Land managers should determine if shifts in grass and forb species within vegetation communities are acceptable before using AMCP or other herbicides for larkspur control. Results from this study indicate that expected composition changes would likely include relative increases in Idaho fescue, mountain brome, and subalpine needlegrass cover at rates needed to control larkspur. These three species are palatable to cattle (Dittberner and Olson, 1983), and increases in their presence would potentially benefit a livestock grazing operation.
Simply stated, this research indicates that application of AMCPcontaining herbicides can control duncecap larkspur to a level that should provide a meaningful reduction in cattle deaths from poisoning. This result could also likely be achieved usingMSMapplied at the same larkspur phenological stage.However, application of these herbicides should beweighed against impacts on species diversity and shifts in community composition. We did not explore economic feasibility in this publication, but it is an important consideration for land managers. Further research is necessary to investigate long-termeffects of herbicides for controlling poisonous plants, how application timing affects vegetation response, and true reductions in cattle losses due to duncecap larkspur management.

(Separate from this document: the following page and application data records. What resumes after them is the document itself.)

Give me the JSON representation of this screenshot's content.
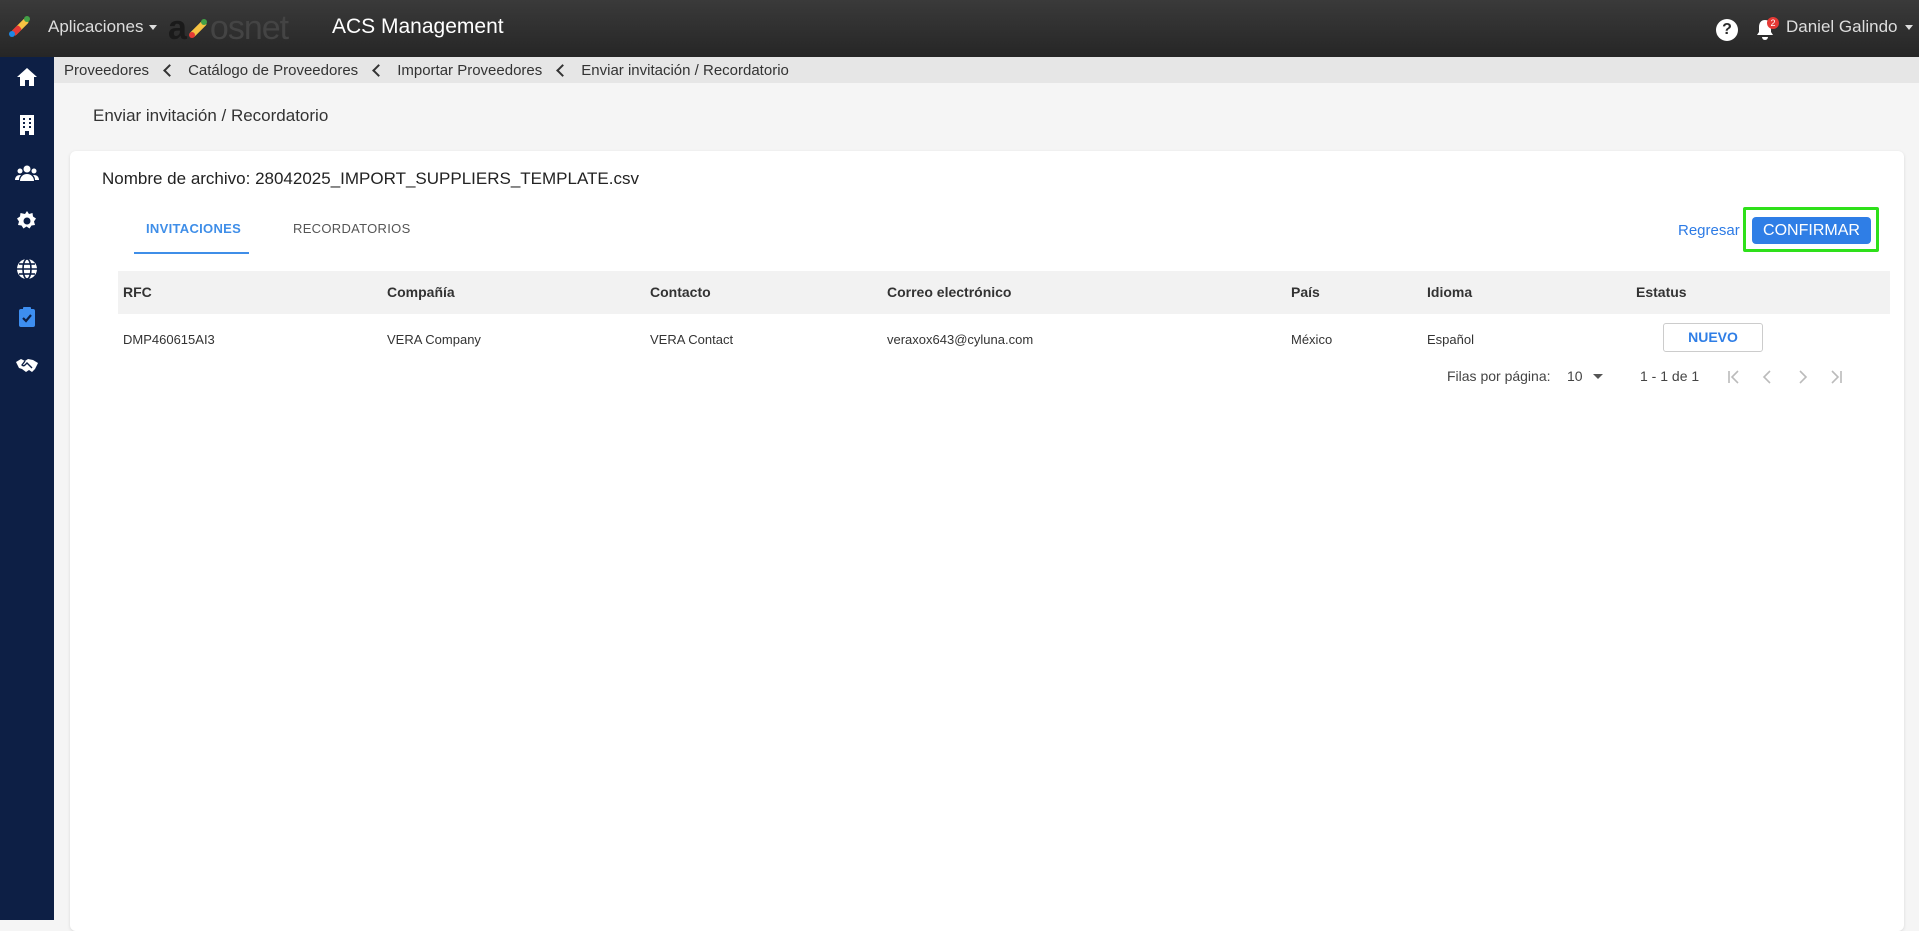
{
  "header": {
    "apps_label": "Aplicaciones",
    "brand_prefix": "a",
    "brand_suffix": "osnet",
    "app_title": "ACS Management",
    "help_symbol": "?",
    "notification_count": "2",
    "user_name": "Daniel Galindo"
  },
  "sidebar": {
    "items": [
      {
        "icon": "home-icon"
      },
      {
        "icon": "building-icon"
      },
      {
        "icon": "users-icon"
      },
      {
        "icon": "gear-icon"
      },
      {
        "icon": "globe-icon"
      },
      {
        "icon": "clipboard-check-icon",
        "active": true
      },
      {
        "icon": "handshake-icon"
      }
    ]
  },
  "breadcrumb": {
    "items": [
      "Proveedores",
      "Catálogo de Proveedores",
      "Importar Proveedores",
      "Enviar invitación / Recordatorio"
    ]
  },
  "page": {
    "title": "Enviar invitación / Recordatorio",
    "file_name": "Nombre de archivo: 28042025_IMPORT_SUPPLIERS_TEMPLATE.csv"
  },
  "tabs": {
    "invitations": "INVITACIONES",
    "reminders": "RECORDATORIOS",
    "active": "invitations"
  },
  "actions": {
    "back_label": "Regresar",
    "confirm_label": "CONFIRMAR"
  },
  "table": {
    "headers": {
      "rfc": "RFC",
      "company": "Compañía",
      "contact": "Contacto",
      "email": "Correo electrónico",
      "country": "País",
      "language": "Idioma",
      "status": "Estatus"
    },
    "rows": [
      {
        "rfc": "DMP460615AI3",
        "company": "VERA Company",
        "contact": "VERA Contact",
        "email": "veraxox643@cyluna.com",
        "country": "México",
        "language": "Español",
        "status": "NUEVO"
      }
    ]
  },
  "pagination": {
    "rows_per_page_label": "Filas por página:",
    "rows_per_page_value": "10",
    "range": "1 - 1 de 1"
  },
  "colors": {
    "accent": "#2f7ee6",
    "sidebar": "#0d1f45",
    "highlight": "#2ee01a"
  }
}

A relatively newherbicide active ingredient,AMCP, is anticipated for range and pasture registration soon and may provide a new tool for chemical control of poisonous plants. AMCP alone or mixed with chlorsulfuron (CHLR) or metsulfuron (MSM) resulted in good larkspur control across a range of rates. At rates needed to provide sufficient larkspur control, managers can expect to observe a reduction in plant species richness, primarily driven by a reduction in forbs species, and an increase in relative grass cover. Although our results clearly indicate a shift in species composition from forbs to grasses, we did not observe an accompanying increase in grass biomass production. The general pattern of vegetation responsewas consistent across sites, but the magnitude of responses varied-illustrating the sometimes variable responses to weed management activities. Land managers should evaluate the potential benefits of controlling larkspur against the potential impacts of decreased forb cover and species richness through the lens of their land use goals.
Supplementary data to this article can be found online at http://dx.doi.org/10.1016/j.rama.2016.06.004.